As for the claim that integralists are utopians, nothing could be further from the truth. While an integral relationship between Church and State reached its high point during the Middle Ages, integralists acknowledge that this relationship was never perfect and that the sinfulness and shortcomings of man often undermined the ability of the Church to fully furnish the world with her treasures. At the same time, integralists recognize that plethora of non-Catholic forces which continue to conspire against the Church and the social rights of Christ the King. While these forces have changed over the centuries, taking on new platforms upheld with fresh lies, they remain a grave challenge to the restoration of a truly Catholic culture and a society which radiates with the splendor of truth. It must also be stressed that a disturbing number of modern errors have made their way into Corpus Mysticum, infecting both clerics and laity with the virus of liberalism which leads to the disastrous syndromes of indifferentism and relativism. Integralism is dedicated to combatting these errors, first for the good of the Church and her divine mission and, second, for the common good of society which can never be divorced rightly from man’s intended supernatural end.

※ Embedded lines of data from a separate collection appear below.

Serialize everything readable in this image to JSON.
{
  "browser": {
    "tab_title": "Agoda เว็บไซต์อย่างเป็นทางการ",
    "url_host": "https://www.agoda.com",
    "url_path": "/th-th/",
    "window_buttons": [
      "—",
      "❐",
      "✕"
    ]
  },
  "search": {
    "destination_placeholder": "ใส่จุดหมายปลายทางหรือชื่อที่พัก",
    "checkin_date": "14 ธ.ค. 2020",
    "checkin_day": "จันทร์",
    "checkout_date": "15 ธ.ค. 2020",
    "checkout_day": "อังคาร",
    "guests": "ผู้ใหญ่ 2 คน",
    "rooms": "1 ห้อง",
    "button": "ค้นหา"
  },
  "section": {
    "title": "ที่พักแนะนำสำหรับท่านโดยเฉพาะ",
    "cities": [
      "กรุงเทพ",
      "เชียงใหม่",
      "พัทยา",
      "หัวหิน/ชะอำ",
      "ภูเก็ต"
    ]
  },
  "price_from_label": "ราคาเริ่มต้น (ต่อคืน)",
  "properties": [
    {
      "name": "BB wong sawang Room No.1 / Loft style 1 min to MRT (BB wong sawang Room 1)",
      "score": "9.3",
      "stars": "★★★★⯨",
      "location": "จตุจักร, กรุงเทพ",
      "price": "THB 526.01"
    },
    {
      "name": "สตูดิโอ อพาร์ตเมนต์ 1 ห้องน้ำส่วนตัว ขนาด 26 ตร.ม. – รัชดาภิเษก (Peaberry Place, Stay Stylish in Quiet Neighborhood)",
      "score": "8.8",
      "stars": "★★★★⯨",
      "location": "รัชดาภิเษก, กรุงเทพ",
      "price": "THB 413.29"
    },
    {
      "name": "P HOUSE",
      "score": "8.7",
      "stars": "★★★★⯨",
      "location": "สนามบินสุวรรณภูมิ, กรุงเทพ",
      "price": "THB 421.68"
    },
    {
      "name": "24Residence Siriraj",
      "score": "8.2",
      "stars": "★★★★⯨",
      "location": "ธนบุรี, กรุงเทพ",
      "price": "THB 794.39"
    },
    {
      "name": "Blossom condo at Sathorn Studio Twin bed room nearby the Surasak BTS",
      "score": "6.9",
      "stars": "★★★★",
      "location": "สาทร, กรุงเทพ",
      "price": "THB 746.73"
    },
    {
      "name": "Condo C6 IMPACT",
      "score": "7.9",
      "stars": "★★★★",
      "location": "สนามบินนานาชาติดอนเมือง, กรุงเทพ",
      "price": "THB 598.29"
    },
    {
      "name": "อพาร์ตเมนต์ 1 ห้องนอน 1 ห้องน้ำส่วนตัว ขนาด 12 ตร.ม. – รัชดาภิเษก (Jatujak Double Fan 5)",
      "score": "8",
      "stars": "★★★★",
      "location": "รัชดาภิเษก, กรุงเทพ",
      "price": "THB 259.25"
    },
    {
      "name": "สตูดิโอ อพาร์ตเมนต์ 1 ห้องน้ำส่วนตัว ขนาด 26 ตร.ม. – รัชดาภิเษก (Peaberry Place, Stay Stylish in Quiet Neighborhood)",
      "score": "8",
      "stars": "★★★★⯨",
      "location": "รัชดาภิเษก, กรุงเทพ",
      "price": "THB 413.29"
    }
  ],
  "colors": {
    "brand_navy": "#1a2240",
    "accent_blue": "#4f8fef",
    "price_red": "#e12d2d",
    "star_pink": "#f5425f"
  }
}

The future of integralism as a significant force within the life of the Church and the nations of the world is unwritten, but the principles of integralism, which are bound to the truth of Christ’s rightful rule in the spiritual and temporal spheres, will survive with the Church until the Second Coming. The defeatist mindset which holds that the days of integralism have passed and that a “new order” or “new relationship” must be established between the Church and the world remains a prevalent temptation; and like all temptations, which are from the devil, must be resisted. Equally tempting to integralists is despair. Have the affairs of the Church and society not become so corrupted with error and moral rot that there is no longer any hope or, if there is hope, it is in trying to escape the world and pray for the eschaton? Ah, but no Catholic has any right to despair. None! The integral Catholic must remain fortified by the messages of light which God, in His love and compassion for his frail, fallen, and fearful creatures has delivered through the Church. And above all the integralist repairs to the words of their savior and king: “These things I have spoken to you, that in me you may have peace. In the world you shall have distress: but have confidence, I have overcome the world” (John 16:33).